Restate the listing below word for word. No picture belongs in the result.

Exercise material Start Marker

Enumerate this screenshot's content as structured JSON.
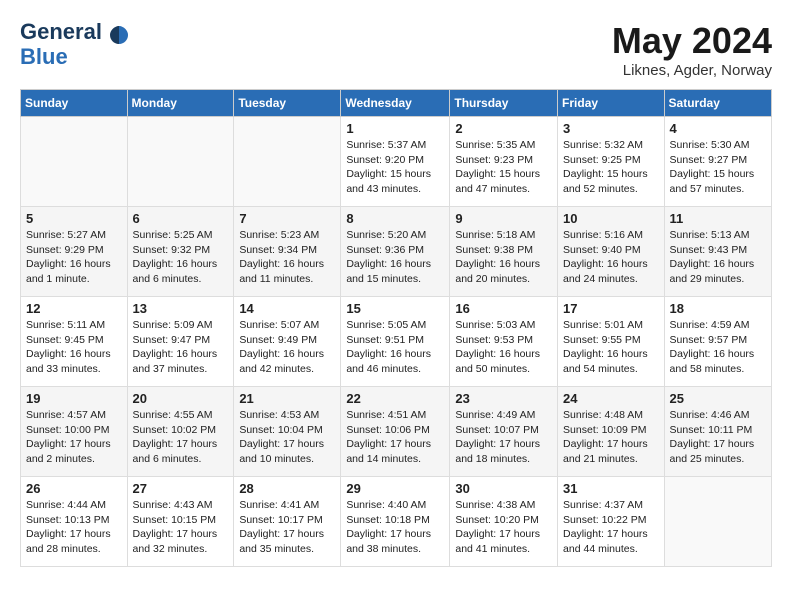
{
  "header": {
    "logo_line1": "General",
    "logo_line2": "Blue",
    "month": "May 2024",
    "location": "Liknes, Agder, Norway"
  },
  "weekdays": [
    "Sunday",
    "Monday",
    "Tuesday",
    "Wednesday",
    "Thursday",
    "Friday",
    "Saturday"
  ],
  "weeks": [
    [
      {
        "day": "",
        "info": ""
      },
      {
        "day": "",
        "info": ""
      },
      {
        "day": "",
        "info": ""
      },
      {
        "day": "1",
        "info": "Sunrise: 5:37 AM\nSunset: 9:20 PM\nDaylight: 15 hours\nand 43 minutes."
      },
      {
        "day": "2",
        "info": "Sunrise: 5:35 AM\nSunset: 9:23 PM\nDaylight: 15 hours\nand 47 minutes."
      },
      {
        "day": "3",
        "info": "Sunrise: 5:32 AM\nSunset: 9:25 PM\nDaylight: 15 hours\nand 52 minutes."
      },
      {
        "day": "4",
        "info": "Sunrise: 5:30 AM\nSunset: 9:27 PM\nDaylight: 15 hours\nand 57 minutes."
      }
    ],
    [
      {
        "day": "5",
        "info": "Sunrise: 5:27 AM\nSunset: 9:29 PM\nDaylight: 16 hours\nand 1 minute."
      },
      {
        "day": "6",
        "info": "Sunrise: 5:25 AM\nSunset: 9:32 PM\nDaylight: 16 hours\nand 6 minutes."
      },
      {
        "day": "7",
        "info": "Sunrise: 5:23 AM\nSunset: 9:34 PM\nDaylight: 16 hours\nand 11 minutes."
      },
      {
        "day": "8",
        "info": "Sunrise: 5:20 AM\nSunset: 9:36 PM\nDaylight: 16 hours\nand 15 minutes."
      },
      {
        "day": "9",
        "info": "Sunrise: 5:18 AM\nSunset: 9:38 PM\nDaylight: 16 hours\nand 20 minutes."
      },
      {
        "day": "10",
        "info": "Sunrise: 5:16 AM\nSunset: 9:40 PM\nDaylight: 16 hours\nand 24 minutes."
      },
      {
        "day": "11",
        "info": "Sunrise: 5:13 AM\nSunset: 9:43 PM\nDaylight: 16 hours\nand 29 minutes."
      }
    ],
    [
      {
        "day": "12",
        "info": "Sunrise: 5:11 AM\nSunset: 9:45 PM\nDaylight: 16 hours\nand 33 minutes."
      },
      {
        "day": "13",
        "info": "Sunrise: 5:09 AM\nSunset: 9:47 PM\nDaylight: 16 hours\nand 37 minutes."
      },
      {
        "day": "14",
        "info": "Sunrise: 5:07 AM\nSunset: 9:49 PM\nDaylight: 16 hours\nand 42 minutes."
      },
      {
        "day": "15",
        "info": "Sunrise: 5:05 AM\nSunset: 9:51 PM\nDaylight: 16 hours\nand 46 minutes."
      },
      {
        "day": "16",
        "info": "Sunrise: 5:03 AM\nSunset: 9:53 PM\nDaylight: 16 hours\nand 50 minutes."
      },
      {
        "day": "17",
        "info": "Sunrise: 5:01 AM\nSunset: 9:55 PM\nDaylight: 16 hours\nand 54 minutes."
      },
      {
        "day": "18",
        "info": "Sunrise: 4:59 AM\nSunset: 9:57 PM\nDaylight: 16 hours\nand 58 minutes."
      }
    ],
    [
      {
        "day": "19",
        "info": "Sunrise: 4:57 AM\nSunset: 10:00 PM\nDaylight: 17 hours\nand 2 minutes."
      },
      {
        "day": "20",
        "info": "Sunrise: 4:55 AM\nSunset: 10:02 PM\nDaylight: 17 hours\nand 6 minutes."
      },
      {
        "day": "21",
        "info": "Sunrise: 4:53 AM\nSunset: 10:04 PM\nDaylight: 17 hours\nand 10 minutes."
      },
      {
        "day": "22",
        "info": "Sunrise: 4:51 AM\nSunset: 10:06 PM\nDaylight: 17 hours\nand 14 minutes."
      },
      {
        "day": "23",
        "info": "Sunrise: 4:49 AM\nSunset: 10:07 PM\nDaylight: 17 hours\nand 18 minutes."
      },
      {
        "day": "24",
        "info": "Sunrise: 4:48 AM\nSunset: 10:09 PM\nDaylight: 17 hours\nand 21 minutes."
      },
      {
        "day": "25",
        "info": "Sunrise: 4:46 AM\nSunset: 10:11 PM\nDaylight: 17 hours\nand 25 minutes."
      }
    ],
    [
      {
        "day": "26",
        "info": "Sunrise: 4:44 AM\nSunset: 10:13 PM\nDaylight: 17 hours\nand 28 minutes."
      },
      {
        "day": "27",
        "info": "Sunrise: 4:43 AM\nSunset: 10:15 PM\nDaylight: 17 hours\nand 32 minutes."
      },
      {
        "day": "28",
        "info": "Sunrise: 4:41 AM\nSunset: 10:17 PM\nDaylight: 17 hours\nand 35 minutes."
      },
      {
        "day": "29",
        "info": "Sunrise: 4:40 AM\nSunset: 10:18 PM\nDaylight: 17 hours\nand 38 minutes."
      },
      {
        "day": "30",
        "info": "Sunrise: 4:38 AM\nSunset: 10:20 PM\nDaylight: 17 hours\nand 41 minutes."
      },
      {
        "day": "31",
        "info": "Sunrise: 4:37 AM\nSunset: 10:22 PM\nDaylight: 17 hours\nand 44 minutes."
      },
      {
        "day": "",
        "info": ""
      }
    ]
  ]
}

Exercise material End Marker

Response to the task:
Enumerate this screenshot's content as structured JSON.
{
  "header": {
    "logo_line1": "General",
    "logo_line2": "Blue",
    "month": "May 2024",
    "location": "Liknes, Agder, Norway"
  },
  "weekdays": [
    "Sunday",
    "Monday",
    "Tuesday",
    "Wednesday",
    "Thursday",
    "Friday",
    "Saturday"
  ],
  "weeks": [
    [
      {
        "day": "",
        "info": ""
      },
      {
        "day": "",
        "info": ""
      },
      {
        "day": "",
        "info": ""
      },
      {
        "day": "1",
        "info": "Sunrise: 5:37 AM\nSunset: 9:20 PM\nDaylight: 15 hours\nand 43 minutes."
      },
      {
        "day": "2",
        "info": "Sunrise: 5:35 AM\nSunset: 9:23 PM\nDaylight: 15 hours\nand 47 minutes."
      },
      {
        "day": "3",
        "info": "Sunrise: 5:32 AM\nSunset: 9:25 PM\nDaylight: 15 hours\nand 52 minutes."
      },
      {
        "day": "4",
        "info": "Sunrise: 5:30 AM\nSunset: 9:27 PM\nDaylight: 15 hours\nand 57 minutes."
      }
    ],
    [
      {
        "day": "5",
        "info": "Sunrise: 5:27 AM\nSunset: 9:29 PM\nDaylight: 16 hours\nand 1 minute."
      },
      {
        "day": "6",
        "info": "Sunrise: 5:25 AM\nSunset: 9:32 PM\nDaylight: 16 hours\nand 6 minutes."
      },
      {
        "day": "7",
        "info": "Sunrise: 5:23 AM\nSunset: 9:34 PM\nDaylight: 16 hours\nand 11 minutes."
      },
      {
        "day": "8",
        "info": "Sunrise: 5:20 AM\nSunset: 9:36 PM\nDaylight: 16 hours\nand 15 minutes."
      },
      {
        "day": "9",
        "info": "Sunrise: 5:18 AM\nSunset: 9:38 PM\nDaylight: 16 hours\nand 20 minutes."
      },
      {
        "day": "10",
        "info": "Sunrise: 5:16 AM\nSunset: 9:40 PM\nDaylight: 16 hours\nand 24 minutes."
      },
      {
        "day": "11",
        "info": "Sunrise: 5:13 AM\nSunset: 9:43 PM\nDaylight: 16 hours\nand 29 minutes."
      }
    ],
    [
      {
        "day": "12",
        "info": "Sunrise: 5:11 AM\nSunset: 9:45 PM\nDaylight: 16 hours\nand 33 minutes."
      },
      {
        "day": "13",
        "info": "Sunrise: 5:09 AM\nSunset: 9:47 PM\nDaylight: 16 hours\nand 37 minutes."
      },
      {
        "day": "14",
        "info": "Sunrise: 5:07 AM\nSunset: 9:49 PM\nDaylight: 16 hours\nand 42 minutes."
      },
      {
        "day": "15",
        "info": "Sunrise: 5:05 AM\nSunset: 9:51 PM\nDaylight: 16 hours\nand 46 minutes."
      },
      {
        "day": "16",
        "info": "Sunrise: 5:03 AM\nSunset: 9:53 PM\nDaylight: 16 hours\nand 50 minutes."
      },
      {
        "day": "17",
        "info": "Sunrise: 5:01 AM\nSunset: 9:55 PM\nDaylight: 16 hours\nand 54 minutes."
      },
      {
        "day": "18",
        "info": "Sunrise: 4:59 AM\nSunset: 9:57 PM\nDaylight: 16 hours\nand 58 minutes."
      }
    ],
    [
      {
        "day": "19",
        "info": "Sunrise: 4:57 AM\nSunset: 10:00 PM\nDaylight: 17 hours\nand 2 minutes."
      },
      {
        "day": "20",
        "info": "Sunrise: 4:55 AM\nSunset: 10:02 PM\nDaylight: 17 hours\nand 6 minutes."
      },
      {
        "day": "21",
        "info": "Sunrise: 4:53 AM\nSunset: 10:04 PM\nDaylight: 17 hours\nand 10 minutes."
      },
      {
        "day": "22",
        "info": "Sunrise: 4:51 AM\nSunset: 10:06 PM\nDaylight: 17 hours\nand 14 minutes."
      },
      {
        "day": "23",
        "info": "Sunrise: 4:49 AM\nSunset: 10:07 PM\nDaylight: 17 hours\nand 18 minutes."
      },
      {
        "day": "24",
        "info": "Sunrise: 4:48 AM\nSunset: 10:09 PM\nDaylight: 17 hours\nand 21 minutes."
      },
      {
        "day": "25",
        "info": "Sunrise: 4:46 AM\nSunset: 10:11 PM\nDaylight: 17 hours\nand 25 minutes."
      }
    ],
    [
      {
        "day": "26",
        "info": "Sunrise: 4:44 AM\nSunset: 10:13 PM\nDaylight: 17 hours\nand 28 minutes."
      },
      {
        "day": "27",
        "info": "Sunrise: 4:43 AM\nSunset: 10:15 PM\nDaylight: 17 hours\nand 32 minutes."
      },
      {
        "day": "28",
        "info": "Sunrise: 4:41 AM\nSunset: 10:17 PM\nDaylight: 17 hours\nand 35 minutes."
      },
      {
        "day": "29",
        "info": "Sunrise: 4:40 AM\nSunset: 10:18 PM\nDaylight: 17 hours\nand 38 minutes."
      },
      {
        "day": "30",
        "info": "Sunrise: 4:38 AM\nSunset: 10:20 PM\nDaylight: 17 hours\nand 41 minutes."
      },
      {
        "day": "31",
        "info": "Sunrise: 4:37 AM\nSunset: 10:22 PM\nDaylight: 17 hours\nand 44 minutes."
      },
      {
        "day": "",
        "info": ""
      }
    ]
  ]
}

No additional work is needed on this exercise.